PROBLEM DETAILS:
Using the listing below, report each line holding the string "screenshot".

----

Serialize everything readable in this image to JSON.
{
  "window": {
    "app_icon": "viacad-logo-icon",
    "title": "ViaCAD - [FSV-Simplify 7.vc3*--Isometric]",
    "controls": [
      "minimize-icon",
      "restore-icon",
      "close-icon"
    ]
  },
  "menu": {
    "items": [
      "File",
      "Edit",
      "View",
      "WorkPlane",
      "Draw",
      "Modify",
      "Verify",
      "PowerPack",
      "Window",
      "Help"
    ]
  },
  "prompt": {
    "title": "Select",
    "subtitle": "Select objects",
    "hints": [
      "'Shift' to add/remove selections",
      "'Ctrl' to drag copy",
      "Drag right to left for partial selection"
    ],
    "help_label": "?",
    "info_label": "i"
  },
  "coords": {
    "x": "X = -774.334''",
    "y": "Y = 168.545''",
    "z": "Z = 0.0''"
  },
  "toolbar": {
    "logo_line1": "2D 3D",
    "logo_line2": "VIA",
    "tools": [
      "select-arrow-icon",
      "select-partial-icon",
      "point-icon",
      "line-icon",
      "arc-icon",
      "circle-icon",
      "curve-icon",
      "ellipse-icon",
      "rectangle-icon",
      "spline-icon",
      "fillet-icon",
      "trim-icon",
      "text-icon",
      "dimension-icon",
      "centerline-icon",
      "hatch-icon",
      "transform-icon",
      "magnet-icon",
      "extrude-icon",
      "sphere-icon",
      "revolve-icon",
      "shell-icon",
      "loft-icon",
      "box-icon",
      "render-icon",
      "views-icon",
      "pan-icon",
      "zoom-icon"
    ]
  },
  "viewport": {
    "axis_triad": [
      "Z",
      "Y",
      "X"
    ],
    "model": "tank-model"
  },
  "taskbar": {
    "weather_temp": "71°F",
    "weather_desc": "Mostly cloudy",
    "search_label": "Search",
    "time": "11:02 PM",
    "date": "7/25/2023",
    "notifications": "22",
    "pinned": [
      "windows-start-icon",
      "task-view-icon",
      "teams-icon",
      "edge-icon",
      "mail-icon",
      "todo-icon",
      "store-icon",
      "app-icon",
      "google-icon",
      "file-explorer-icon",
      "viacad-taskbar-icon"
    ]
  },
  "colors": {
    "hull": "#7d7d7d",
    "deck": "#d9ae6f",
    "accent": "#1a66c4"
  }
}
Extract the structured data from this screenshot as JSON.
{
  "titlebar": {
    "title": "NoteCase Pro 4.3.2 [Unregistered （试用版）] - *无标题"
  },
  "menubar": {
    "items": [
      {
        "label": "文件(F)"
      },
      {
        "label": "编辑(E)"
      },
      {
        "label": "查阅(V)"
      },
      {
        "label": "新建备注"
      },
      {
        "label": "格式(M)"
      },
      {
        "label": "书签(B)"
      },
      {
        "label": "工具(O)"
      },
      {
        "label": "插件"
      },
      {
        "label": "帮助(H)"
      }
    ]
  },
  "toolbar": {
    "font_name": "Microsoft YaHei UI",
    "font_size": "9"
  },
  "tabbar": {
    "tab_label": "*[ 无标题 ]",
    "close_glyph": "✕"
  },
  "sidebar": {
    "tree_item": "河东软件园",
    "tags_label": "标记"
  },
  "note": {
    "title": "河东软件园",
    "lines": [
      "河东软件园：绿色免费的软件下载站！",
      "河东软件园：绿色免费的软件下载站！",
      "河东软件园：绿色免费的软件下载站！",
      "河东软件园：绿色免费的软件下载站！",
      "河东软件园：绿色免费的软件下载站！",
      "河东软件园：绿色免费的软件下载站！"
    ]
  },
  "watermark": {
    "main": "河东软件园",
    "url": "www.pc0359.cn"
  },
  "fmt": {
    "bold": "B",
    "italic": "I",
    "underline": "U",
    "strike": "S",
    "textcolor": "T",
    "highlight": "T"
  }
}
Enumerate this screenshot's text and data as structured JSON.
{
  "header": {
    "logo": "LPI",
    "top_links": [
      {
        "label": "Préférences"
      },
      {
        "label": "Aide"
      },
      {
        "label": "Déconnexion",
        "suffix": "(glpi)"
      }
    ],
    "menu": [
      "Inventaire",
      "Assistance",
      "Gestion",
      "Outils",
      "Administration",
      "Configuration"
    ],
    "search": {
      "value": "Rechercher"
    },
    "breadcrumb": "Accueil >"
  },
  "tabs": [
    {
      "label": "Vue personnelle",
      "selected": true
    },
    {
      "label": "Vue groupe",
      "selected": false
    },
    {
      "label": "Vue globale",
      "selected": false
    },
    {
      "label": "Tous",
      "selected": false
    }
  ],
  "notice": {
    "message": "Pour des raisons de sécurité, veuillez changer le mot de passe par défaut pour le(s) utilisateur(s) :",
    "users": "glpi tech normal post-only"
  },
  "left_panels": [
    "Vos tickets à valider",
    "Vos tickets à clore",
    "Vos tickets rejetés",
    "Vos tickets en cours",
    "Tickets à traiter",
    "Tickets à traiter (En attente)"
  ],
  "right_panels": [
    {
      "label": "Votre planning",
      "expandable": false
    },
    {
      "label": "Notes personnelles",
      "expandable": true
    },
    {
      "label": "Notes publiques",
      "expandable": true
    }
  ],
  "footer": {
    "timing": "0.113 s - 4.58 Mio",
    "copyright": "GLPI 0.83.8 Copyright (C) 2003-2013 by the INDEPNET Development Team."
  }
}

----

SOLUTION:
Extract the structured data from this screenshot as JSON.
Enumerate this screenshot's text and data as structured JSON.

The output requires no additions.